→ Prompt: Whenever a line below includes the word "title", copy that line.

→ Exercise input:
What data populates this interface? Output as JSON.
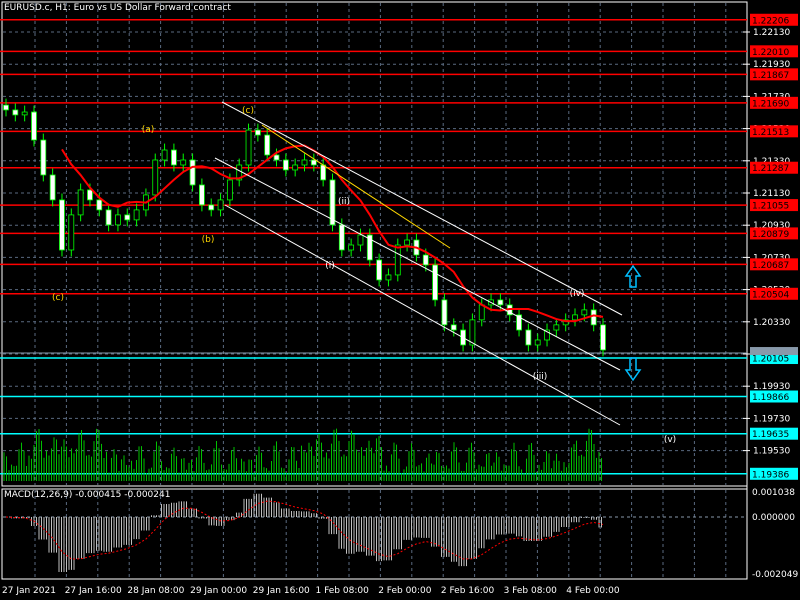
{
  "header": {
    "title": "EURUSD.c, H1:  Euro vs US Dollar Forward contract"
  },
  "macd": {
    "title": "MACD(12,26,9) -0.000415 -0.000241",
    "scale_top": "0.001038",
    "scale_zero": "0.000000",
    "scale_bottom": "-0.002049"
  },
  "colors": {
    "background": "#000000",
    "red_level": "#ff0000",
    "cyan_level": "#00ffff",
    "wave_yellow": "#ffd700",
    "wave_white": "#ffffff",
    "volume": "#00c000",
    "ma": "#ff0000",
    "channel": "#ffffff"
  },
  "chart_data": {
    "type": "candlestick",
    "symbol": "EURUSD.c",
    "timeframe": "H1",
    "ylim": [
      1.193,
      1.2233
    ],
    "price_ticks": [
      "1.22130",
      "1.21930",
      "1.21730",
      "1.21530",
      "1.21330",
      "1.21130",
      "1.20930",
      "1.20730",
      "1.20530",
      "1.20330",
      "1.20130",
      "1.19930",
      "1.19730",
      "1.19530"
    ],
    "resistance_levels": [
      "1.22206",
      "1.22010",
      "1.21867",
      "1.21690",
      "1.21513",
      "1.21287",
      "1.21055",
      "1.20879",
      "1.20687",
      "1.20504"
    ],
    "support_levels": [
      "1.20105",
      "1.19866",
      "1.19635",
      "1.19386"
    ],
    "current_price": "1.20136",
    "time_labels": [
      "27 Jan 2021",
      "27 Jan 16:00",
      "28 Jan 08:00",
      "29 Jan 00:00",
      "29 Jan 16:00",
      "1 Feb 08:00",
      "2 Feb 00:00",
      "2 Feb 16:00",
      "3 Feb 08:00",
      "4 Feb 00:00"
    ],
    "closes": [
      1.21646,
      1.21615,
      1.21633,
      1.21459,
      1.21242,
      1.21087,
      1.20776,
      1.20994,
      1.21149,
      1.21087,
      1.21025,
      1.20932,
      1.20994,
      1.20963,
      1.21025,
      1.21118,
      1.21335,
      1.21397,
      1.21304,
      1.21335,
      1.2118,
      1.21056,
      1.21025,
      1.21087,
      1.21211,
      1.21304,
      1.21521,
      1.2149,
      1.21366,
      1.21335,
      1.21273,
      1.21304,
      1.21335,
      1.21304,
      1.21211,
      1.20932,
      1.20776,
      1.20807,
      1.20869,
      1.20714,
      1.2059,
      1.20621,
      1.20807,
      1.20838,
      1.20745,
      1.20683,
      1.20466,
      1.20311,
      1.20279,
      1.20186,
      1.20342,
      1.20435,
      1.20466,
      1.20435,
      1.20373,
      1.20279,
      1.20186,
      1.20217,
      1.20279,
      1.20311,
      1.20342,
      1.20373,
      1.20404,
      1.20311,
      1.20155
    ],
    "wave_labels": [
      {
        "text": "(c)",
        "color": "yellow"
      },
      {
        "text": "(a)",
        "color": "yellow"
      },
      {
        "text": "(b)",
        "color": "yellow"
      },
      {
        "text": "(c)",
        "color": "yellow"
      },
      {
        "text": "(ii)",
        "color": "white"
      },
      {
        "text": "(i)",
        "color": "white"
      },
      {
        "text": "(iii)",
        "color": "white"
      },
      {
        "text": "(iv)",
        "color": "white"
      },
      {
        "text": "(v)",
        "color": "white"
      }
    ],
    "arrows": [
      "up-arrow",
      "down-arrow"
    ]
  }
}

→ Reply:
    "title": "EURUSD.c, H1:  Euro vs US Dollar Forward contract"
    "title": "MACD(12,26,9) -0.000415 -0.000241",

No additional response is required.